(Dataset rows describing interfaces)
•••

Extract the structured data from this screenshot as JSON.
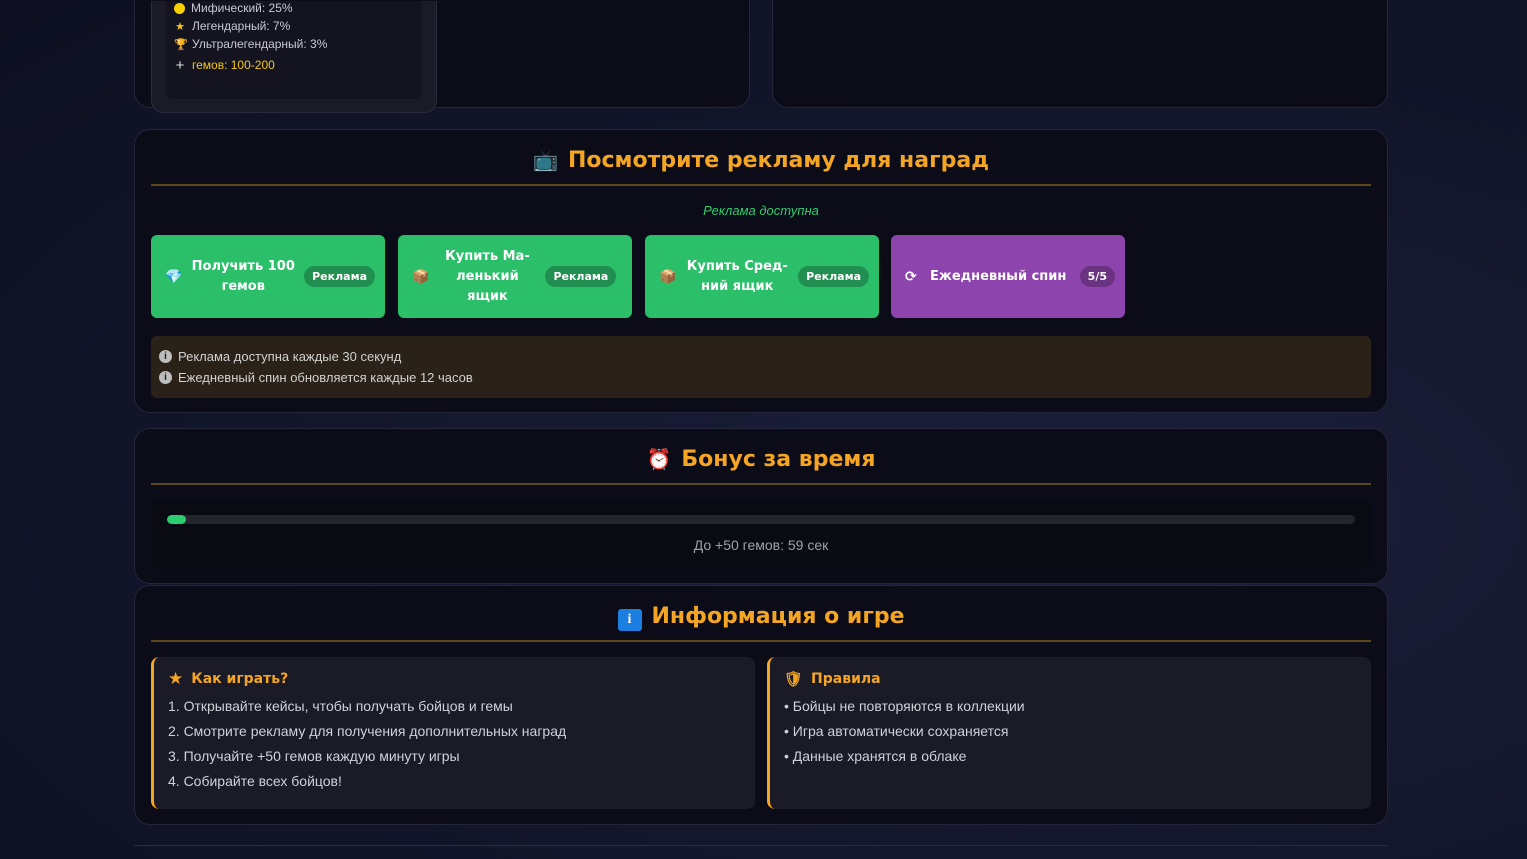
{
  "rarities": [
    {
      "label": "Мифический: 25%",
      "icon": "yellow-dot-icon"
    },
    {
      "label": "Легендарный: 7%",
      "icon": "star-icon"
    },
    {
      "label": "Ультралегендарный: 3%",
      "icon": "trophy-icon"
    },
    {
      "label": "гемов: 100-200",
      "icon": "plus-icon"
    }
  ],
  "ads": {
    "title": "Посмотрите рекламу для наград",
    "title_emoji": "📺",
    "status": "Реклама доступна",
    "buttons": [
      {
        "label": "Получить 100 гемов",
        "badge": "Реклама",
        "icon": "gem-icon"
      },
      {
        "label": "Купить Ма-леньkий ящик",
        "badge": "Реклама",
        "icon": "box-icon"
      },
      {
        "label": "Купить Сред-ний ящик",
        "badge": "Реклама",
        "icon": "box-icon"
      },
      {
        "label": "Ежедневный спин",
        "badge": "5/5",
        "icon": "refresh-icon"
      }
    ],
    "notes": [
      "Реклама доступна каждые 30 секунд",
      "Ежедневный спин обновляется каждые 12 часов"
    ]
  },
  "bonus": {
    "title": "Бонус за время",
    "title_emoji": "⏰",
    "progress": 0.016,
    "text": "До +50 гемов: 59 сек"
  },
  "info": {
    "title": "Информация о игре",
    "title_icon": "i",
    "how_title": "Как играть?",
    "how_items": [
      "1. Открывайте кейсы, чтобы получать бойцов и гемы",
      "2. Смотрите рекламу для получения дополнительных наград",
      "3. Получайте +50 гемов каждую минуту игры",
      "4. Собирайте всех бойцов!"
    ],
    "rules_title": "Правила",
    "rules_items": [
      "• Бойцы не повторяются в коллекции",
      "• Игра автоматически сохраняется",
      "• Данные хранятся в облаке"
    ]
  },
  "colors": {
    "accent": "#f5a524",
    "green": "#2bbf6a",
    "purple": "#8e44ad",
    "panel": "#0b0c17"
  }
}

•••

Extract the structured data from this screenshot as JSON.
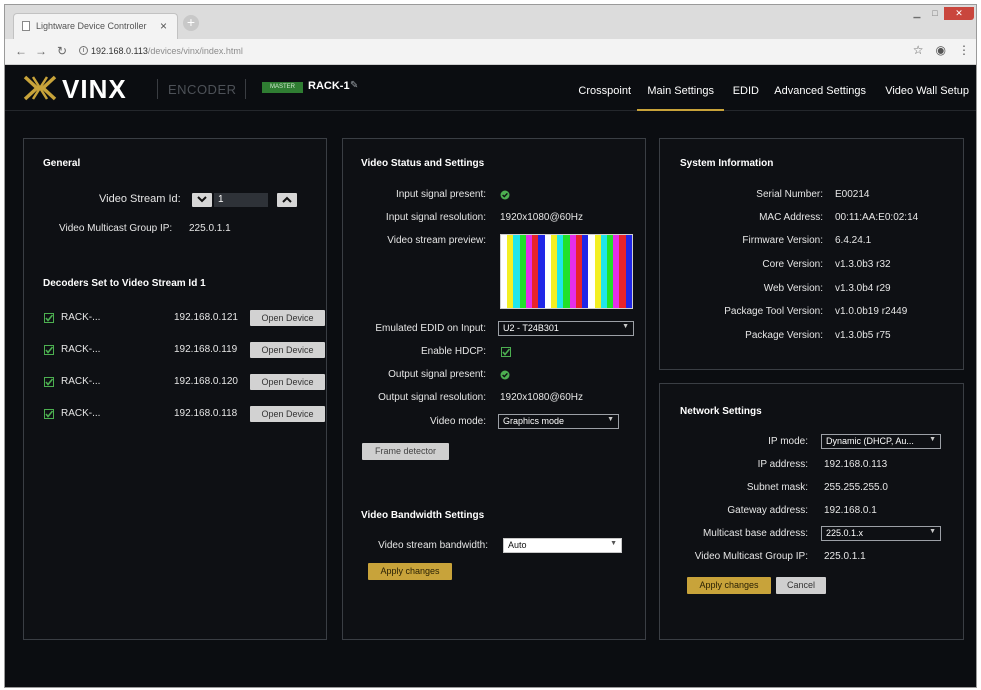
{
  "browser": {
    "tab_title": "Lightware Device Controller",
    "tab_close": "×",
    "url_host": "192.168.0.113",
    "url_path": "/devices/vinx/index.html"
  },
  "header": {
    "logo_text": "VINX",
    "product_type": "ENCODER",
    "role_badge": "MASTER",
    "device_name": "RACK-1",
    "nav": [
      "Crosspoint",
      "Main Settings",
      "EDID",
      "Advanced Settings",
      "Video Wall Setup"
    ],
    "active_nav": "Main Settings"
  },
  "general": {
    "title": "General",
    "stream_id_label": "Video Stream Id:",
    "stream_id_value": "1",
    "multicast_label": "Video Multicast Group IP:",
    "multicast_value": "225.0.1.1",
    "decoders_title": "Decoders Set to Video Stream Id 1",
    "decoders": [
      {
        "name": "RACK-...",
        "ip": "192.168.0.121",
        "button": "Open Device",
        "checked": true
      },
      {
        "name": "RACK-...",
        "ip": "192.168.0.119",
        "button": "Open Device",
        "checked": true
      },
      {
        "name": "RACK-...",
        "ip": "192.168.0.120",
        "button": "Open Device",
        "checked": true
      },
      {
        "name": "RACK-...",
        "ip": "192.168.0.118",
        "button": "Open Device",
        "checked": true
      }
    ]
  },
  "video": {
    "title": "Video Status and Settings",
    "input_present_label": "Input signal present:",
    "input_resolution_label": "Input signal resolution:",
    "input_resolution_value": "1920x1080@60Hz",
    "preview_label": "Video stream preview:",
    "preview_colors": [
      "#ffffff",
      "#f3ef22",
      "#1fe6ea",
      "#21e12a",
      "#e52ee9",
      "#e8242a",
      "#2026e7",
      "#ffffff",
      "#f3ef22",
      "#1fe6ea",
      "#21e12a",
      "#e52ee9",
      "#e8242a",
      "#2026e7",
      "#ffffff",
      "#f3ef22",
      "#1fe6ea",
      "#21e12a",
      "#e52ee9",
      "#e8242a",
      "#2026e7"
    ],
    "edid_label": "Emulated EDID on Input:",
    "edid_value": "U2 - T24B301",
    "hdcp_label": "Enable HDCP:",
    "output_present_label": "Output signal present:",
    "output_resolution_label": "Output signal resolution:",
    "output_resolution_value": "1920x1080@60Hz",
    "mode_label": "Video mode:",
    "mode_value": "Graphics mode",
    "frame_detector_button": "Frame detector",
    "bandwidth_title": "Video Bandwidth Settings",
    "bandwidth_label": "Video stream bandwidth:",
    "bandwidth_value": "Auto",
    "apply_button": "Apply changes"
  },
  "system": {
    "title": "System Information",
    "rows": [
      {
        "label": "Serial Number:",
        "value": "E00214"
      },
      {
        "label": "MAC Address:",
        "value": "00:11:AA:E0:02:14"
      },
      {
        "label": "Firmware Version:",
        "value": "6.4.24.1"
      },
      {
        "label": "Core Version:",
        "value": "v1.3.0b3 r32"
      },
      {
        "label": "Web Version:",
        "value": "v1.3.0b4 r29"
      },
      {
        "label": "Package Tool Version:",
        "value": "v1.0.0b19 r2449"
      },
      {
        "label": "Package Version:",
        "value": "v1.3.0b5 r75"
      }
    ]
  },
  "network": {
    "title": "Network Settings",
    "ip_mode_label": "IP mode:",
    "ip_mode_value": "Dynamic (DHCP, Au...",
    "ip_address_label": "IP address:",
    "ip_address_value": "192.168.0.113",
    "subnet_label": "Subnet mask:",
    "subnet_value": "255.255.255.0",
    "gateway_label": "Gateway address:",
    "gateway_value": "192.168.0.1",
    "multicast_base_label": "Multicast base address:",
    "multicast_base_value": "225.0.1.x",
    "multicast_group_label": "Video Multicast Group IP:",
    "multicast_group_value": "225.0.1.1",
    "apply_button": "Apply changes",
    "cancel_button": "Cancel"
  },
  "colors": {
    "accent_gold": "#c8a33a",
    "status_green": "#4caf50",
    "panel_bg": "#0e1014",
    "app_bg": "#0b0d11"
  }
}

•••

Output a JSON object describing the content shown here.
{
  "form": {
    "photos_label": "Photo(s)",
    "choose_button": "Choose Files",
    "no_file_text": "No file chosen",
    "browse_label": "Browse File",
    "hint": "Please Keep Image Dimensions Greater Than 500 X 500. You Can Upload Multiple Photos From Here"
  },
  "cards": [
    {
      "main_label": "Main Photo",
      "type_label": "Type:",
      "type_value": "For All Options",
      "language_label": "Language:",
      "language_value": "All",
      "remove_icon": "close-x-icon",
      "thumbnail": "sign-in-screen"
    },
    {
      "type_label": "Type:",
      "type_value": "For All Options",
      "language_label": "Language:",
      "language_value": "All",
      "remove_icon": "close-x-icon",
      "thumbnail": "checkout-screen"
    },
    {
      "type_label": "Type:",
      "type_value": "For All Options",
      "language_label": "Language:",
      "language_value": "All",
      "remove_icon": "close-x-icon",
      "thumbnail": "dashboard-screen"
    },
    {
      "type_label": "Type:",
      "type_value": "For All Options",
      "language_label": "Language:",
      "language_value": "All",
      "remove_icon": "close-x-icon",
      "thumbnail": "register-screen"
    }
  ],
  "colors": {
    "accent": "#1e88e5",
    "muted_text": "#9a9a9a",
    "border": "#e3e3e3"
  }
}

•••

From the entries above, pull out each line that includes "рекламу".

    "title": "Посмотрите рекламу для наград",
      "2. Смотрите рекламу для получения дополнительных наград",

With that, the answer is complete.